CUNY’s Accelerated Study in Associate Programs (ASAP) program emphasizes enriched academic, financial and personal supports including comprehensive and personalized advisement, career counseling, tutoring, tuition waivers, transportation aid, and additional financial assistance to defray the cost of textbooks. A study completed last year by the research group MDRC found that after three years, ASAP has nearly doubled the percentage of developmental education students who have completed an associate degree: 40 percent of the study’s program group had received a degree, compared with 22 percent of the control group.

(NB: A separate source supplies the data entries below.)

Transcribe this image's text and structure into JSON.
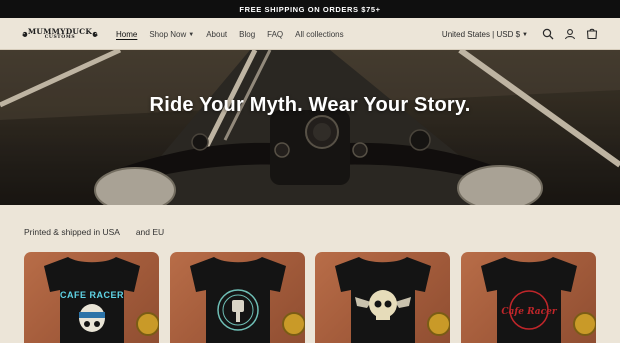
{
  "announcement": {
    "text": "FREE SHIPPING ON ORDERS $75+"
  },
  "brand": {
    "logo_main": "MUMMYDUCK",
    "logo_sub": "CUSTOMS"
  },
  "nav": {
    "items": [
      {
        "label": "Home",
        "active": true
      },
      {
        "label": "Shop Now",
        "dropdown": true
      },
      {
        "label": "About"
      },
      {
        "label": "Blog"
      },
      {
        "label": "FAQ"
      },
      {
        "label": "All collections"
      }
    ]
  },
  "header_right": {
    "country_selector": "United States | USD $",
    "icons": [
      "search-icon",
      "account-icon",
      "cart-icon"
    ]
  },
  "hero": {
    "title": "Ride Your Myth. Wear Your Story."
  },
  "info": {
    "text_1": "Printed & shipped in USA",
    "text_2": "and EU"
  },
  "products": [
    {
      "design": "skull-cafe-racer-tee",
      "print_text": "CAFE RACER"
    },
    {
      "design": "piston-emblem-tee",
      "print_text": ""
    },
    {
      "design": "winged-skull-tee",
      "print_text": ""
    },
    {
      "design": "cafe-racer-script-tee",
      "print_text": "Cafe Racer"
    }
  ],
  "colors": {
    "background": "#ece5d8",
    "announcement_bg": "#0f0f0f",
    "card_bg": "#a55d3c",
    "shirt": "#141414"
  }
}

New pathways project grants recently announced by the American Association of Community Colleges aim to expand holistic pathways efforts even further. AACC will provide support, training and networking opportunities to 30 colleges already progressing on a pathways student success agenda with the goal of deepening their efforts and creating a model for the level of change management and leadership required. As these and other efforts take root, let’s make sure we don’t settle for reforms that are pathways in name only.
Mary Rittling is president of Davidson County Community College. She serves as the chair of the Building Pathways to Credentials Task Force of the Policy Leadership Trust for Student Success, a new initiative led by Jobs for the Future to advance state policy improvements for community colleges.

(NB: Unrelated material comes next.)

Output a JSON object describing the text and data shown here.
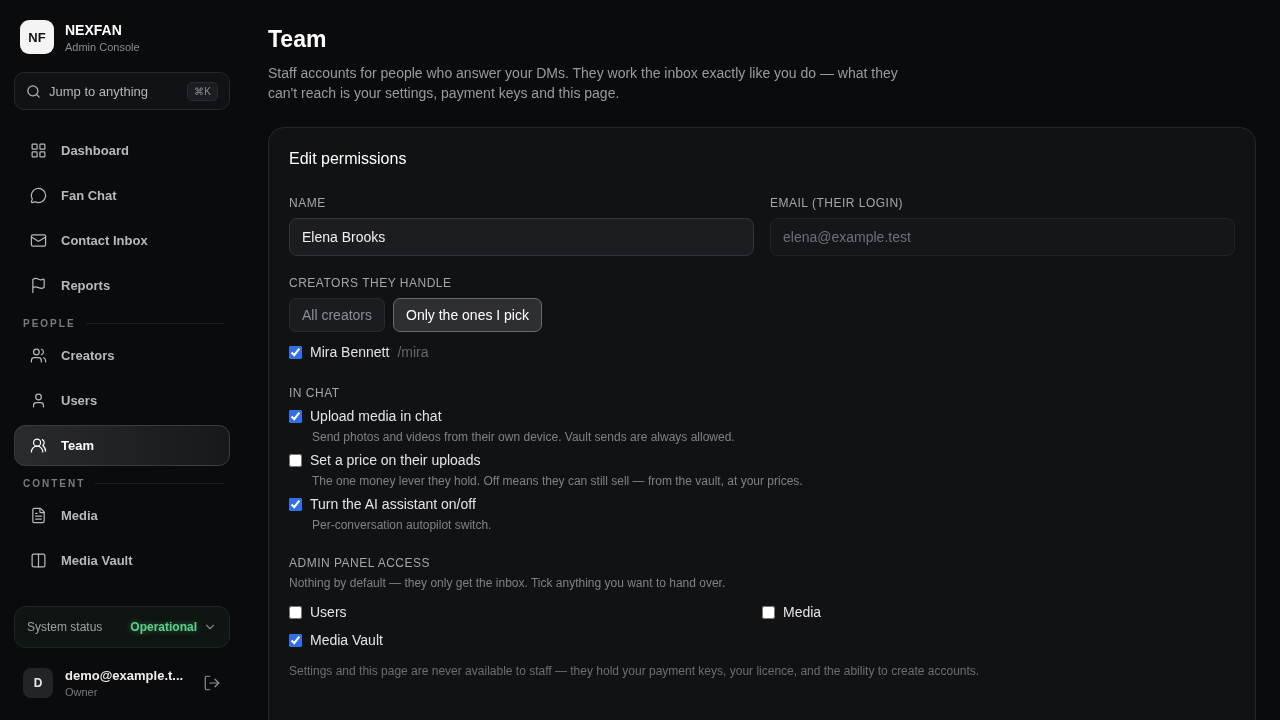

A professor who says she’s an easy target for a think tank with ties to the conservative Charles Koch Foundation has responded to a voluminous open records request by sharing those records not only with the organization but anyone else who wants to read them. Laura Wright, the chair of English at Western Carolina University who vocally opposed the Koch Foundation’s proposed $2 million gift to establish a center for the study of free enterprise on campus, detailed the story on her blog, The Vegan Body Project. She also posted the 100 pages of emails requested by the John William Pope Center for Higher Education Policy: those with references to Koch, BB&T Bank (which has backed free-market-education initiatives on many campuses in the South) and Ayn Rand, whose books are required reading on other campuses that have made deals with BB&T and Koch to establish free-enterprise centers or programs.
Wright said via email that she thought her emails should have been protected, since her communication regarding the proposed center constitutes academic freedom. But because she had to release all of them, Wright said she wanted to make them available to the public, lest her words be taken out of context or otherwise used against her. “I just wanted to put everything out there along with the context for my statements, so that the full record would be available for anyone interested in the broader discussion,” she said via email. Many of the released emails include correspondence with local and national media on the proposed Koch gift.

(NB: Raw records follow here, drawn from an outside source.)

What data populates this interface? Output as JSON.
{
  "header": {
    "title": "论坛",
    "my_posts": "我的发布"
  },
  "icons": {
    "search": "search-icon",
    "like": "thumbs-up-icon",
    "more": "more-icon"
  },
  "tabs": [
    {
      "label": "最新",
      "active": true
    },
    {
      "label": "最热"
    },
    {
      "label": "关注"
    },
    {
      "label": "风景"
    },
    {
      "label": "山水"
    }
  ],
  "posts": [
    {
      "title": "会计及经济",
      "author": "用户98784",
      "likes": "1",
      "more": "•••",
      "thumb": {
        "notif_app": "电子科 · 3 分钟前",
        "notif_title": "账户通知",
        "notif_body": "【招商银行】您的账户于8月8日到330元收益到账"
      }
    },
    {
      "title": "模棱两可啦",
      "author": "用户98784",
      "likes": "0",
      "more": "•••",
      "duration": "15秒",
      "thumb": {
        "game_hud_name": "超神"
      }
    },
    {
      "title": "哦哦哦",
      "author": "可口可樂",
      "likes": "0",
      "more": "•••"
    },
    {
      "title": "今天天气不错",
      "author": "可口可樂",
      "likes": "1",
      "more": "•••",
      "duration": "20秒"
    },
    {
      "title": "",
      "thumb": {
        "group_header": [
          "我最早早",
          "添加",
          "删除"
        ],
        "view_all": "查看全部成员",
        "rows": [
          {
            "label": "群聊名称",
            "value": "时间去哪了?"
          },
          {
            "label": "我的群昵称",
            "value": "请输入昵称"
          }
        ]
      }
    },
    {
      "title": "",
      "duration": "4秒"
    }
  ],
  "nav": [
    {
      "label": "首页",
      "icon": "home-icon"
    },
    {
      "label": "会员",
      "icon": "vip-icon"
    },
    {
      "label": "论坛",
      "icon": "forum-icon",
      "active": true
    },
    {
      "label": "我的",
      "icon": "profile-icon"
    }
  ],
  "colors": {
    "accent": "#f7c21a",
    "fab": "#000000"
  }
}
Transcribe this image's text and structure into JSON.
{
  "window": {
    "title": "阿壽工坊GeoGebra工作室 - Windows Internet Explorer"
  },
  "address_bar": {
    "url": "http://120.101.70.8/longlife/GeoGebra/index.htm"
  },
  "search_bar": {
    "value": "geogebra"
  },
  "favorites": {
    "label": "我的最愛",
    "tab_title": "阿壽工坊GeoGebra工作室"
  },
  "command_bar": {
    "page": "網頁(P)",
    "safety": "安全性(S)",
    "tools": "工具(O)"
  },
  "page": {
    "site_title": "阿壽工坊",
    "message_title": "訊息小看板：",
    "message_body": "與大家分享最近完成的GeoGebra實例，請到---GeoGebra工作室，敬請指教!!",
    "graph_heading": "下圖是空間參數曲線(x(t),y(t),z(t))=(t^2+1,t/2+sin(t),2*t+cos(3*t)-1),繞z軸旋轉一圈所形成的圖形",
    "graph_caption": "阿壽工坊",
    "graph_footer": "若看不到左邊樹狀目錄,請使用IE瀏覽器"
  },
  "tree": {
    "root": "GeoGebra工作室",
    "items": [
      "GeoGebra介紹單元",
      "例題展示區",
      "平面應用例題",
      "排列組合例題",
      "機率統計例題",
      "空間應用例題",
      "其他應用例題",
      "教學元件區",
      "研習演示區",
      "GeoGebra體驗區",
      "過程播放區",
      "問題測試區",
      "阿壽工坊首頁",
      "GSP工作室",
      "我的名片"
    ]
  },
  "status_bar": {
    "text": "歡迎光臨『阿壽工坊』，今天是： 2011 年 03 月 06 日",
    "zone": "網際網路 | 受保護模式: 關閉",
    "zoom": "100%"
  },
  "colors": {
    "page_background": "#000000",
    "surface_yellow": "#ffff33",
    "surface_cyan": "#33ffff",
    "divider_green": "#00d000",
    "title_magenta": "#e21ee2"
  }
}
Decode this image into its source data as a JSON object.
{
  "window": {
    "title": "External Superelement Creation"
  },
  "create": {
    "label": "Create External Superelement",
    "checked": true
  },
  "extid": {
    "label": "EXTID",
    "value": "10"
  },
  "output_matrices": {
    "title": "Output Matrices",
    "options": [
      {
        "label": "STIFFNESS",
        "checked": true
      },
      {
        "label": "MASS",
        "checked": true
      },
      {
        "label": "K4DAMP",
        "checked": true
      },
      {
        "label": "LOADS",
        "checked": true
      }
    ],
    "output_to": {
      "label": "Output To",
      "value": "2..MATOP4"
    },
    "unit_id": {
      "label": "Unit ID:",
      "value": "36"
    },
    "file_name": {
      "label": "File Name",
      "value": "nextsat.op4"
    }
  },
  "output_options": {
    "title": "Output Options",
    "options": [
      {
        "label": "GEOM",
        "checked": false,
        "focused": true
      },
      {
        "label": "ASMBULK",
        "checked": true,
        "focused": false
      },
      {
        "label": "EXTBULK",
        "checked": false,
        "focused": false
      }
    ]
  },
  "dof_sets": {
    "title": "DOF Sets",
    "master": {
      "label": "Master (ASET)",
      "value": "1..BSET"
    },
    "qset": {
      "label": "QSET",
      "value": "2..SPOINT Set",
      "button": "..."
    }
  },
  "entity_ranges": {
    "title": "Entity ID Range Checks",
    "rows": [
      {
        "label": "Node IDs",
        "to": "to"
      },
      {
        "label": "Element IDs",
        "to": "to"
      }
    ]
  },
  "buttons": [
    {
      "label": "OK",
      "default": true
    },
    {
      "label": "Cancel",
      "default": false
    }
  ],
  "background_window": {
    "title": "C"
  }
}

Jay Schalin, a writer for the North Carolina-based Pope Center, which has loose ties to Koch, said he asked for Wright’s emails because he supports the proposed free-enterprise center. “I understand it to be a truly academic enterprise: the intent is to ‘study’ free enterprise, warts and all, rather than to be a one-sided cheerleader,” he said via email. (Note: An earlier version of this sentence misstated Schalin's first name.) “The contentious opposition to it by certain segments of the faculty made it a story-worthy event. … If it is acceptable to question whether the founding of a center is political rather than academic, it is equally acceptable to ask whether the opposition to the center is political.”
As for the status of the center, Bill Studenc, a university spokesman, said that it has been approved by the institution’s Board of Trustees, but at this point there’s no funding for it. The university is currently trying to address faculty concerns about academic integrity, articulated in a November Faculty Senate resolution against the center.